## Task requirements
In the entries below, every line with the string "التفاصيل" is to be reported.

## Web page and app entries
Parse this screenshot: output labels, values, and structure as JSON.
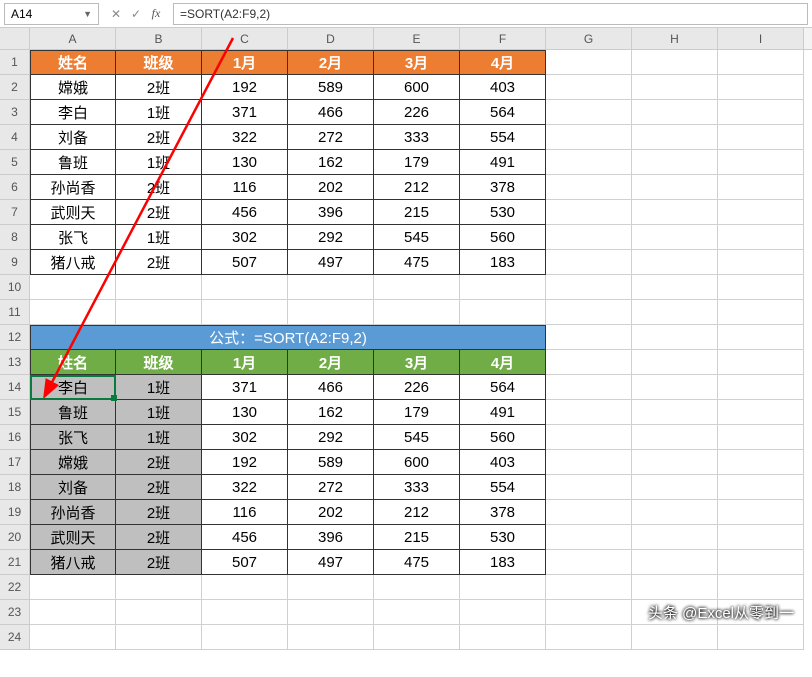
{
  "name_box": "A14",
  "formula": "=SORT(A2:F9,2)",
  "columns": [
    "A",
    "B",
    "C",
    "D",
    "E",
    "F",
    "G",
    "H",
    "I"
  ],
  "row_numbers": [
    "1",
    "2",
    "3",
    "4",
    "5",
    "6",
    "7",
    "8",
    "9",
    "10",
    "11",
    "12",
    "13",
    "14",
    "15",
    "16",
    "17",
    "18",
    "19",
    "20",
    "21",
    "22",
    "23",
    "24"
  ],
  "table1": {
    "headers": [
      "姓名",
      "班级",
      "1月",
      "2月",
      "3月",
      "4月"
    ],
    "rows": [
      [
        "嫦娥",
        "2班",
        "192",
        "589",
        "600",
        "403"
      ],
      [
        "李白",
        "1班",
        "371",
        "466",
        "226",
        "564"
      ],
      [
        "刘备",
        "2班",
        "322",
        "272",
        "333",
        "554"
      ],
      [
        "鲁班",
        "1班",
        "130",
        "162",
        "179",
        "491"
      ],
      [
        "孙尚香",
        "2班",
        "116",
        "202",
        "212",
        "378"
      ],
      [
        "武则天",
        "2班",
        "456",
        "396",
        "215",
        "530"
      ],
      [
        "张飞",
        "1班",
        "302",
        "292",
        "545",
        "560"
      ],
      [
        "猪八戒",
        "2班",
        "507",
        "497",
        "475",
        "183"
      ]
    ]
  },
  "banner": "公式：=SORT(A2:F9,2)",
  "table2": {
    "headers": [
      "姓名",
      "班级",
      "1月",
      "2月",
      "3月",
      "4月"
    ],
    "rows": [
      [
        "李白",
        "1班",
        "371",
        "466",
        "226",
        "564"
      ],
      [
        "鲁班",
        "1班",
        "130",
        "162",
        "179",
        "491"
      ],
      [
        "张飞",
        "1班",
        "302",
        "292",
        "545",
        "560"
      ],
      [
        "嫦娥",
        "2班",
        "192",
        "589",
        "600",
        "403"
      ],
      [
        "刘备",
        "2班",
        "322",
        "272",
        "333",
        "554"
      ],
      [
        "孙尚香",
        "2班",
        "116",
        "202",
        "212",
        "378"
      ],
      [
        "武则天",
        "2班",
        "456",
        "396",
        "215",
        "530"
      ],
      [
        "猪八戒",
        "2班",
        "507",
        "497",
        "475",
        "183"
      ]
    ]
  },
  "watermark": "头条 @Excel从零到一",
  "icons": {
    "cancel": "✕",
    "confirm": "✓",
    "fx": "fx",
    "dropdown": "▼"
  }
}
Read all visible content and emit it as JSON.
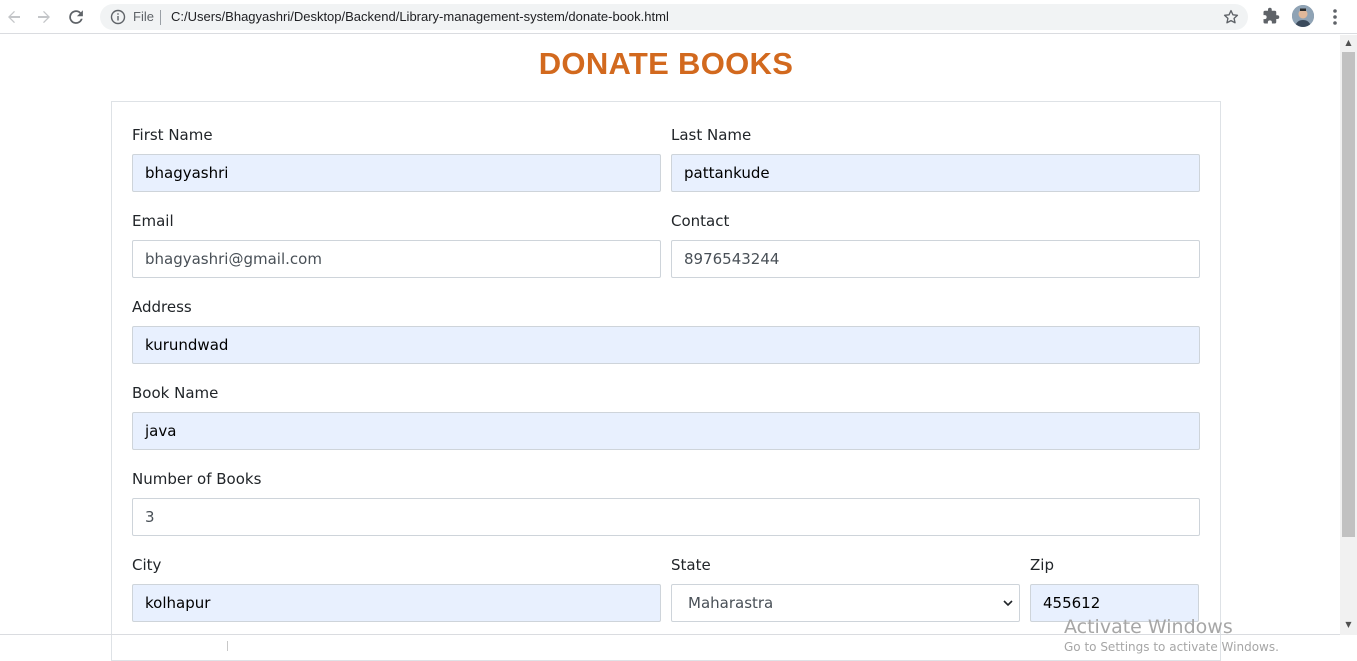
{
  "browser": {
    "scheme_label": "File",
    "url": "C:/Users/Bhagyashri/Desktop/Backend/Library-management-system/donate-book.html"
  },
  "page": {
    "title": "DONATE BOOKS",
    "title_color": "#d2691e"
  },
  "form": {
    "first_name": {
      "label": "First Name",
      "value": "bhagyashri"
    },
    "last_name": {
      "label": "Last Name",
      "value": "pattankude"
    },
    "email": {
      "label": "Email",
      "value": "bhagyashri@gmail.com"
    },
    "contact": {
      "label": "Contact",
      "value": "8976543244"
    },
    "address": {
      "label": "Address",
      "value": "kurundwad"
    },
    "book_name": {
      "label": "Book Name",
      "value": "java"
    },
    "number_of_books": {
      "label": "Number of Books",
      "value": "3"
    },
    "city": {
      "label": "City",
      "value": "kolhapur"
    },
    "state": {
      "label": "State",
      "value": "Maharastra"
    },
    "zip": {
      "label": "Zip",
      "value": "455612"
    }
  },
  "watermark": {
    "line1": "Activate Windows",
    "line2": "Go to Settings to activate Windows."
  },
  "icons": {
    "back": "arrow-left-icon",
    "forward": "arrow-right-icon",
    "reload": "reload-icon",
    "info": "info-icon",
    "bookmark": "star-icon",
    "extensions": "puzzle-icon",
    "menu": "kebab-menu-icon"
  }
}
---
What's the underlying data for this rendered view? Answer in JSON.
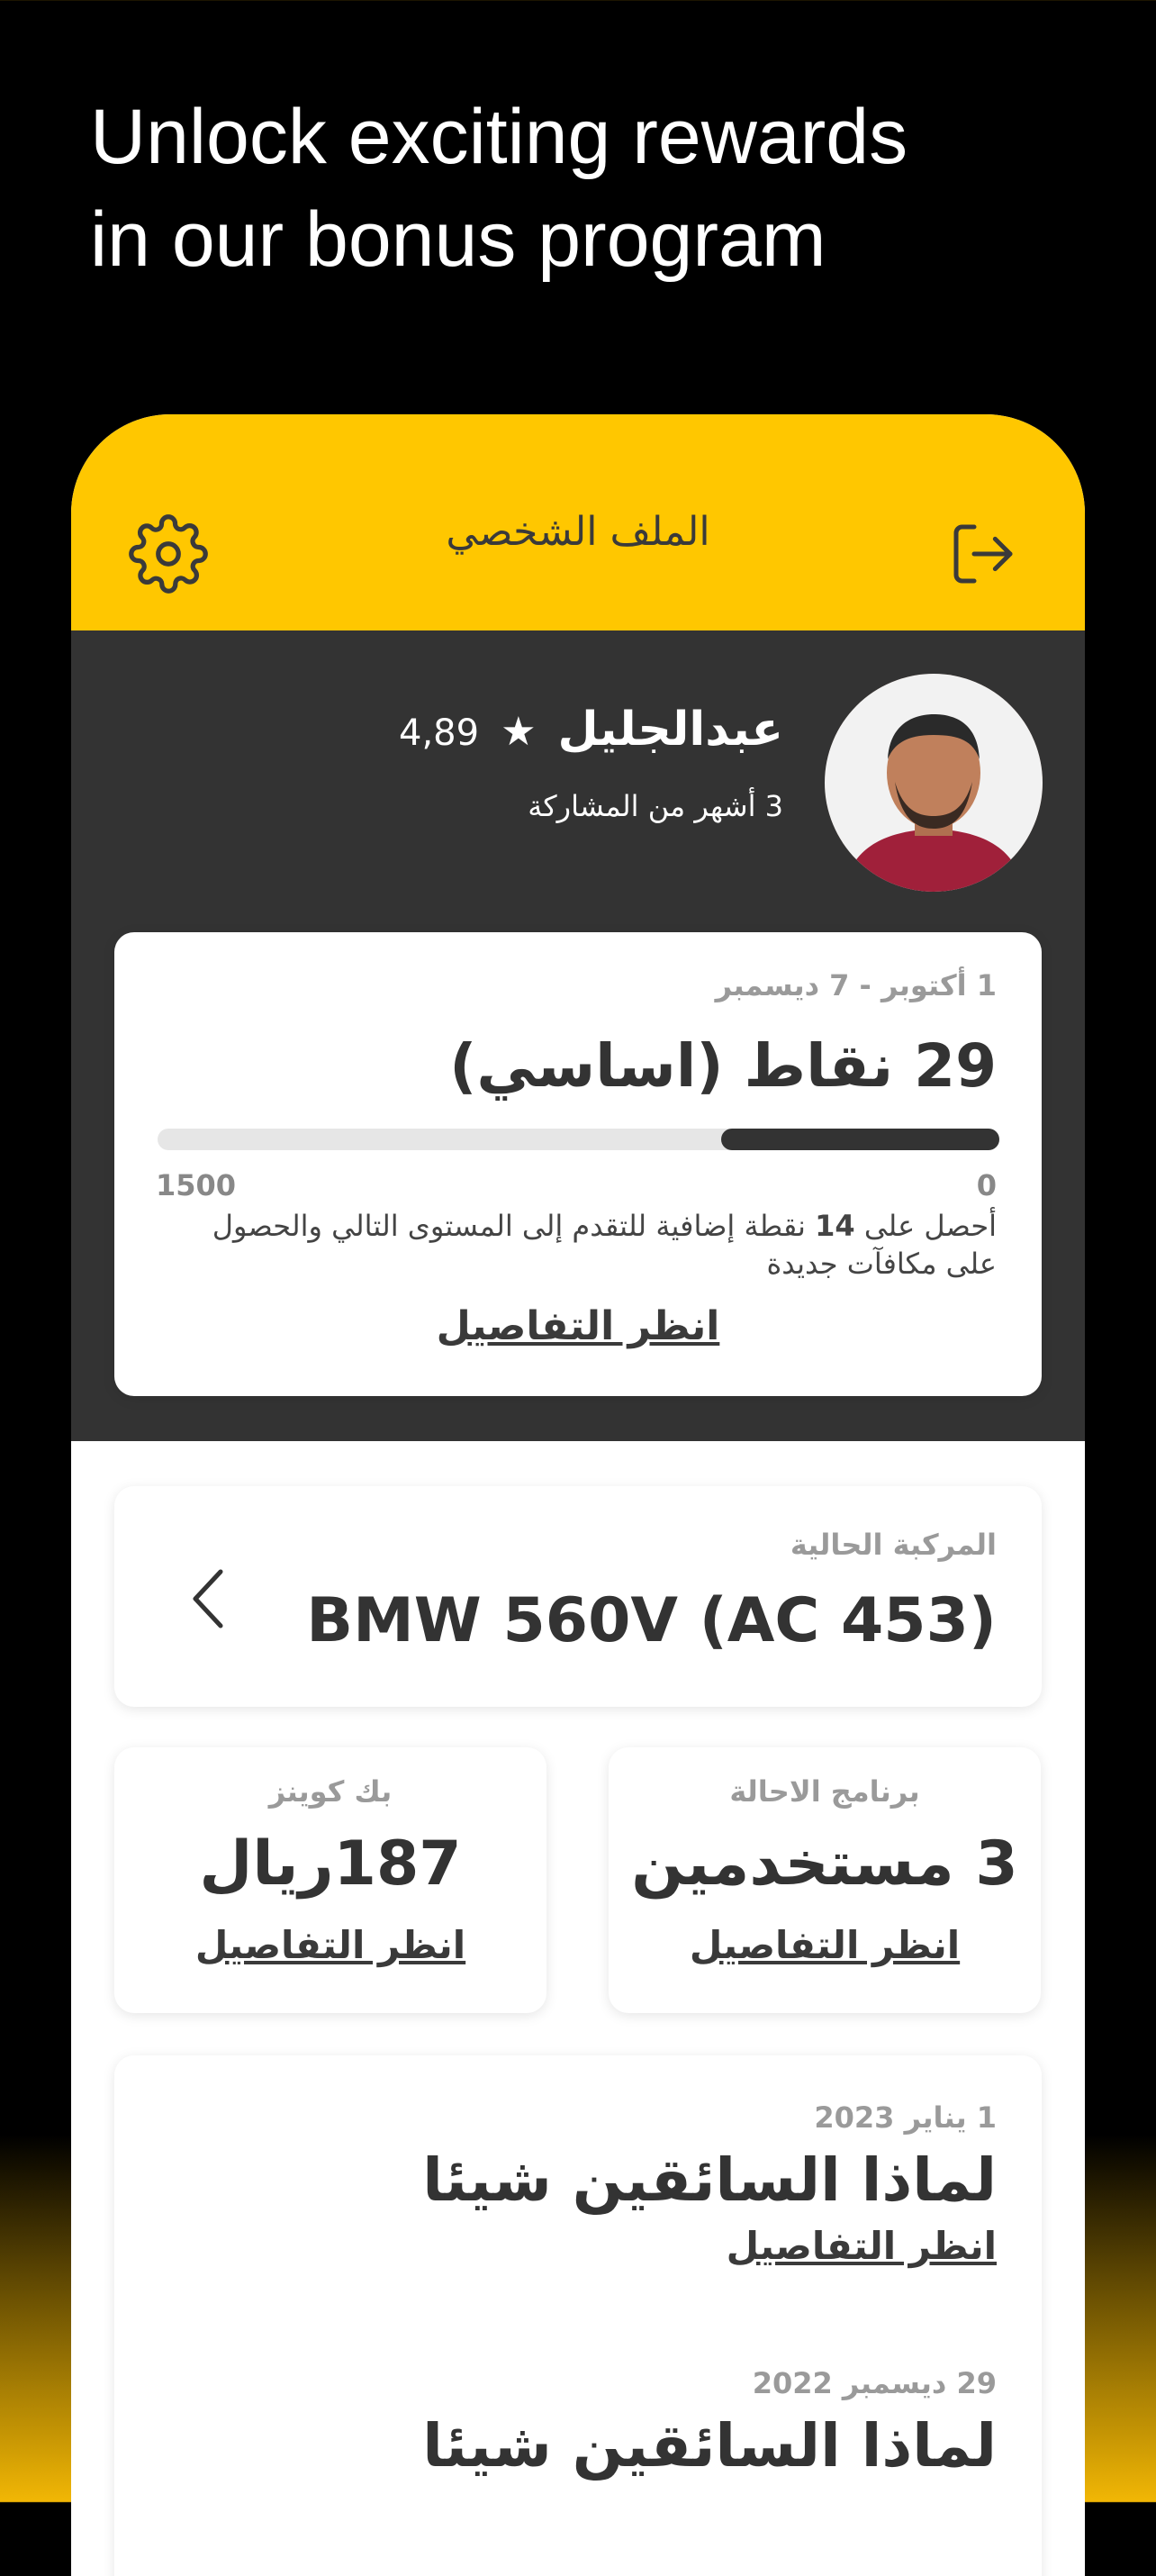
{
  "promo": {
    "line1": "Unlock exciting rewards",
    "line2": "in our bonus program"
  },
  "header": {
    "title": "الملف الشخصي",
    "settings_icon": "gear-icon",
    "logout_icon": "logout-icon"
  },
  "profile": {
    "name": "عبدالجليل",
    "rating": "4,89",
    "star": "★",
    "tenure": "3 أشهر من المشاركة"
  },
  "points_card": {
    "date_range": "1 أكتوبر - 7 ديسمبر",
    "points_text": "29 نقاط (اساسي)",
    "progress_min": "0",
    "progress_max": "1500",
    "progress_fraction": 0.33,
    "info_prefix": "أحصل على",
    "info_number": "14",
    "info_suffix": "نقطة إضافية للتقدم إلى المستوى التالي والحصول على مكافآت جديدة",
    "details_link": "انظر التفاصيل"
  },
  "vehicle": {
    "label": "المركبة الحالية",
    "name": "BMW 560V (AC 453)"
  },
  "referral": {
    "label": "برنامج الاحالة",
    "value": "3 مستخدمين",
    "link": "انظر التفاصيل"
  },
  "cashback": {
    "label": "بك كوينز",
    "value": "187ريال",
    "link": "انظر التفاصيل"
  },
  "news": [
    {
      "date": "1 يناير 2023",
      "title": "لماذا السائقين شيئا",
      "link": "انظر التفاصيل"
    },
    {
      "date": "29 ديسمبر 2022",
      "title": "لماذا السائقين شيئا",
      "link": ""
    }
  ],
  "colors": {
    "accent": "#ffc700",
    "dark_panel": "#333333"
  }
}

## Task answer
    "details_link": "انظر التفاصيل"
    "link": "انظر التفاصيل"
    "link": "انظر التفاصيل"
      "link": "انظر التفاصيل"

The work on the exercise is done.